Syrian forces have tortured and killed civilians in the rebellious province of Homs in an assault that indicates crimes against humanity, an international human rights group said yesterday.
Human Rights Watch called for the Arab League to suspend Syria’s membership.
Its report came as Syria yesterday faced another day of anti-government protests, which have become a weekly ritual after Friday afternoon prayers during the eight-month-old uprising.
At least 13 people died as Syrian security forces fired on anti-government protests and conducted sweeping raids, activists said.
The violence has spiked dramatically amid increasing signs that some protesters are taking up arms to protect themselves.
There have also been reports of intense battles between soldiers and army defectors, setting the stage for even more bloodshed.
The Arab League, which brokered a Syrian peace plan last week, scheduled an emergency meeting for today at its headquarters in Cairo to discuss the failure to stop the bloodshed.
The UN estimates 3,500 have been killed nationwide since mid-March. Homs, Syria’s third-largest city in a province of the same name, has emerged as the epicentre of the uprising.

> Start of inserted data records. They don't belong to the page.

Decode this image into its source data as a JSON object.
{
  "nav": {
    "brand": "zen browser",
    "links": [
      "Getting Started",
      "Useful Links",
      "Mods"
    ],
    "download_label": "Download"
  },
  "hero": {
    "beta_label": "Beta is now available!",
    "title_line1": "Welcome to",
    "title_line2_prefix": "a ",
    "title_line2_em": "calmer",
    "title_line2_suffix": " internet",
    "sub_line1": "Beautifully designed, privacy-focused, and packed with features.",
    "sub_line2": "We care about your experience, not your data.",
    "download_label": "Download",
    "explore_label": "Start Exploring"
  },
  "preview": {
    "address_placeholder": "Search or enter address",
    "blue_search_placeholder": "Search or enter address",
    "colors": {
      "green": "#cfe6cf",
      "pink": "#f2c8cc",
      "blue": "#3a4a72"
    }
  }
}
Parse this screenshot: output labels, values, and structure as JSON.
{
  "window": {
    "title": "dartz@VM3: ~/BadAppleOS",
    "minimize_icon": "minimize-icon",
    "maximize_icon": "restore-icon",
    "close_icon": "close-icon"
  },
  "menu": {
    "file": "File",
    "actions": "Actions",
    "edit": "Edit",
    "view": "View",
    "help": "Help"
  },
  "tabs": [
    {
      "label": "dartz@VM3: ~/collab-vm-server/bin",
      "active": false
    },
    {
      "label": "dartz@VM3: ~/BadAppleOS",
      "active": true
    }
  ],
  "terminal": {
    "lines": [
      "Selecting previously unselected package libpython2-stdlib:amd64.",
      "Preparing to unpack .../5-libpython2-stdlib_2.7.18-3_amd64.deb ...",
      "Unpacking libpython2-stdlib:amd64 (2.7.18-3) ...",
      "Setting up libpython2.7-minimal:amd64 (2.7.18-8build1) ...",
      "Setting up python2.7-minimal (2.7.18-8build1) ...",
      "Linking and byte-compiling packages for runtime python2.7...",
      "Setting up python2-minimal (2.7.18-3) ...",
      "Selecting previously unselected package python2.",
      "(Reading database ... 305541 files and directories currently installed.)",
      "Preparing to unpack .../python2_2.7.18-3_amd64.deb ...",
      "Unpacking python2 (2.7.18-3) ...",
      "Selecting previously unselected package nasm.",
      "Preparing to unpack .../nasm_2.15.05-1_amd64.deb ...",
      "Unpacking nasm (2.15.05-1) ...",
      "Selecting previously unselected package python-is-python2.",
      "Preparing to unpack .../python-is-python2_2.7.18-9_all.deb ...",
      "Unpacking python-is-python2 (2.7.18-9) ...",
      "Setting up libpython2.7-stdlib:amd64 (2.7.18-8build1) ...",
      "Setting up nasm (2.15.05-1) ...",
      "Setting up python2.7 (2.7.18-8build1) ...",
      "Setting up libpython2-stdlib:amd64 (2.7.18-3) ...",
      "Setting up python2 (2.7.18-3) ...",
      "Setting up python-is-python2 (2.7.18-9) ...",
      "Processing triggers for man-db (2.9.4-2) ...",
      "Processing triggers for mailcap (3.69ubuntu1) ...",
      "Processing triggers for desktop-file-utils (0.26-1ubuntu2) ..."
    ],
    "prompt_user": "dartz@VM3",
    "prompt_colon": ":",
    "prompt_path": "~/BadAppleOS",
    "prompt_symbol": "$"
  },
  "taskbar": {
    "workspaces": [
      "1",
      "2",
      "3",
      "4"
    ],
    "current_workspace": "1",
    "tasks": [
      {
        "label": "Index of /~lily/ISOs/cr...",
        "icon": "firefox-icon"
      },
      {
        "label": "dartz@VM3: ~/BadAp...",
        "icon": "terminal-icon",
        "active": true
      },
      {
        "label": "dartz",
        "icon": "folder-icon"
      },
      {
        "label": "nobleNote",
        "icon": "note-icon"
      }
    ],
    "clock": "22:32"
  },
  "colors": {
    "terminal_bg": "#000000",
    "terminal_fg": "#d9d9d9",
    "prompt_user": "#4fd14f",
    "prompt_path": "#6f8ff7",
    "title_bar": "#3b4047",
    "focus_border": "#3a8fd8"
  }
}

“Homs is a microcosm of the Syrian government’s brutality,” said Sarah Leah Whitson, Middle East director at Human Rights Watch.
“The Arab League needs to tell President (Bashar) Assad that violating their agreement has consequences, and that it now supports Security Council action to end the carnage.”
In a 63-page report Human Rights Watch said security forces killed at least 587 civilians in Homs from mid-April to the end of August – the highest number for any single province.
It said former detainees reported torture including security forces’ use of heated metal rods, electric shocks and stress positions.
Witnesses also reported large-scale military operations during which security forces used heavy machine guns, including anti-aircraft guns mounted on armoured vehicles.
The group acknowledged that some protesters and army defectors took up arms to protect themselves – a development that some fear plays directly into the regime’s hands by giving it an excuse to use extreme violence against a mostly peaceful movement.
“Violence by protesters or defectors deserves further investigation,” the report said.
“However, these incidents by no means justify the disproportionate and systematic use of lethal force against demonstrators, which clearly exceeded any justifiable response to any threat presented by overwhelmingly unarmed crowds.”
Although the crackdown has led to broad international isolation, Assad appears to have a firm grip on power.
Sanctions are chipping away at the regime, but the economy has not collapsed. There have been defections from the army, but most appear to be low-level conscripts.
The government has largely sealed off the country from foreign journalists and prevented independent reporting.
Damascus agreed to the Arab League-brokered plan last week, but the violence only accelerated.
Yesterday, the country’s two main activist groups reported at least 10 deaths in Homs and three others in Daraa in the south and elsewhere.
Human Rights groups and activists reported protests in the Damascus suburbs, Daraa and Idlib near the Turkish border.